**Your assignment:** In the entries below, spot each line with the word "light" and copy it.

**Excerpted data:**
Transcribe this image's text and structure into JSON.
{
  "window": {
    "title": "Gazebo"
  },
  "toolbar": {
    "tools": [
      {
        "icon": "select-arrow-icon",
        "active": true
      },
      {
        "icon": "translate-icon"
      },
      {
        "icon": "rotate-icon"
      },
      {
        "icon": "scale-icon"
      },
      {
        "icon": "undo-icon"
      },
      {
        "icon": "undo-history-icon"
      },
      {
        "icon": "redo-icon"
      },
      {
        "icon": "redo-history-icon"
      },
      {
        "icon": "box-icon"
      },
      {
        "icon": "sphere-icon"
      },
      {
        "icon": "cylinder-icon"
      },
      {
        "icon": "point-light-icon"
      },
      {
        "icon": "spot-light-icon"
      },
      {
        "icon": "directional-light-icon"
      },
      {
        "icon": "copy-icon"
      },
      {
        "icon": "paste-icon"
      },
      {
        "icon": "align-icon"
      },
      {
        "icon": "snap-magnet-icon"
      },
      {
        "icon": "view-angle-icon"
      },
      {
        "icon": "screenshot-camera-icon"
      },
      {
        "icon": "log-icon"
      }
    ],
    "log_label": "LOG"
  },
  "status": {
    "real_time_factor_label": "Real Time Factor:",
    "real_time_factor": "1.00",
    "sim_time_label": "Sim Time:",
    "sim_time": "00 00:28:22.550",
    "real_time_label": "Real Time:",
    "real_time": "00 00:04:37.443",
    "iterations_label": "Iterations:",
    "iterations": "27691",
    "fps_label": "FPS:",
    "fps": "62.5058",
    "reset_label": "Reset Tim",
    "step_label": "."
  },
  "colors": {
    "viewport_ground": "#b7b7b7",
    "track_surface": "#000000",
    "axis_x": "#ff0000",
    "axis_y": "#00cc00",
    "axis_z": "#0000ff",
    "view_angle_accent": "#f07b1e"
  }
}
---
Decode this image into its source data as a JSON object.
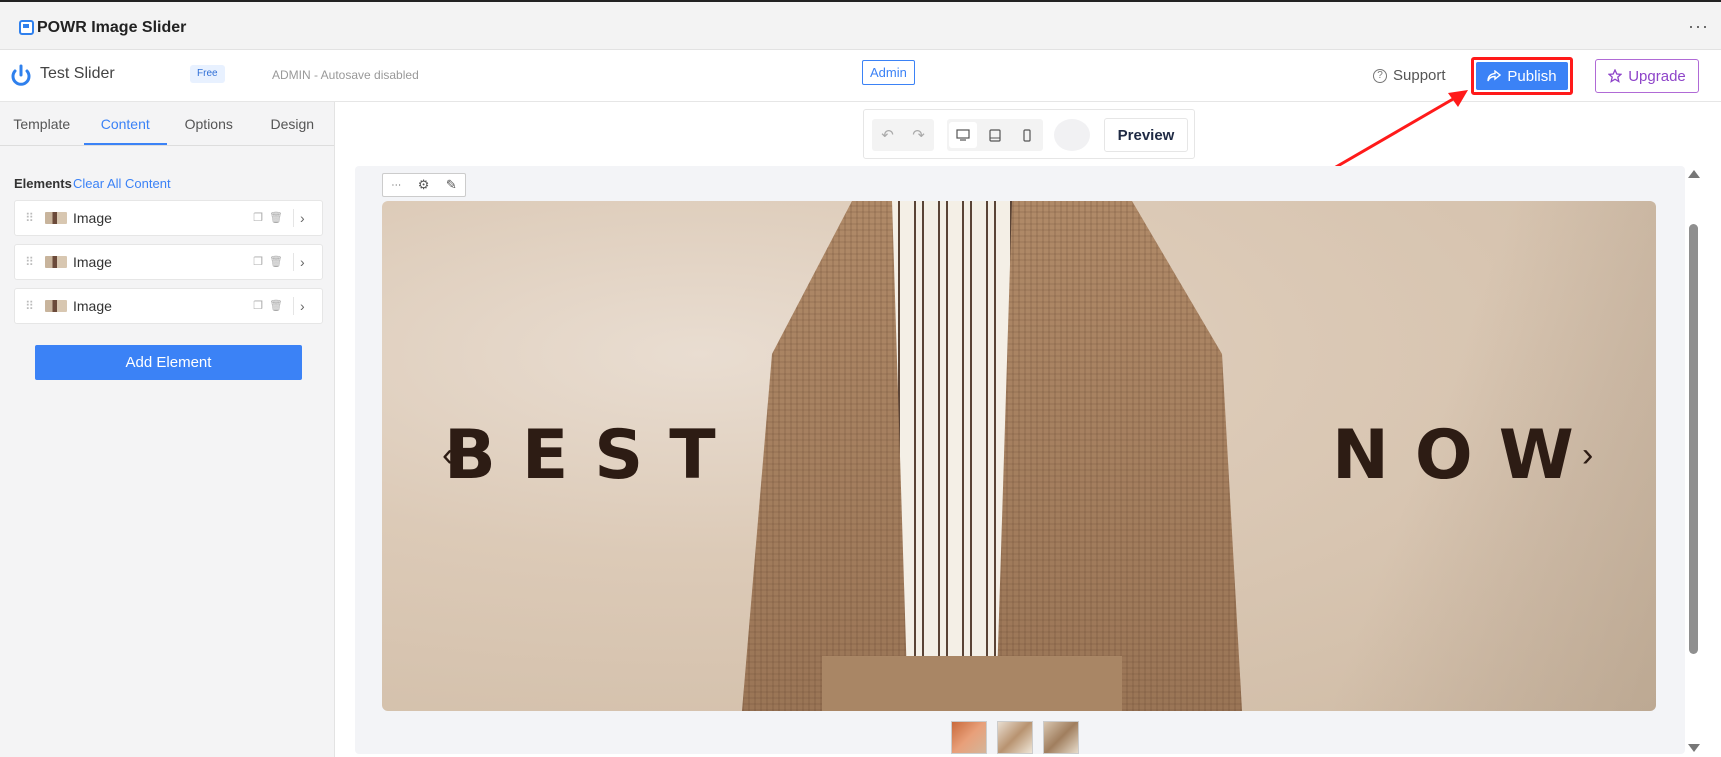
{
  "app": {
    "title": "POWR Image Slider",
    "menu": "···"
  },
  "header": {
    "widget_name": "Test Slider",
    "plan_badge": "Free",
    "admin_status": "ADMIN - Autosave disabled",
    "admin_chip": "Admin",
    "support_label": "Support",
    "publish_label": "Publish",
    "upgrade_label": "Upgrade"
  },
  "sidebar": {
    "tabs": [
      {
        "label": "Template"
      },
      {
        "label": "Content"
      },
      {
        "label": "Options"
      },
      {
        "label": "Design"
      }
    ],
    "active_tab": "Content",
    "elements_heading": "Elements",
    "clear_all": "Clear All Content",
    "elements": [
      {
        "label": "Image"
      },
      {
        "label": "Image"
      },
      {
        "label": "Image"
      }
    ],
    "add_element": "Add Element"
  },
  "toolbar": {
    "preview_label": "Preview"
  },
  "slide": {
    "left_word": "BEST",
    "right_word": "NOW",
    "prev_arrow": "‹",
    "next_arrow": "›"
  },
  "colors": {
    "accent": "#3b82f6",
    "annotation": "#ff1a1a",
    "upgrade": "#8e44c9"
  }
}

**Written solution:**
        "icon": "point-light-icon"
        "icon": "spot-light-icon"
        "icon": "directional-light-icon"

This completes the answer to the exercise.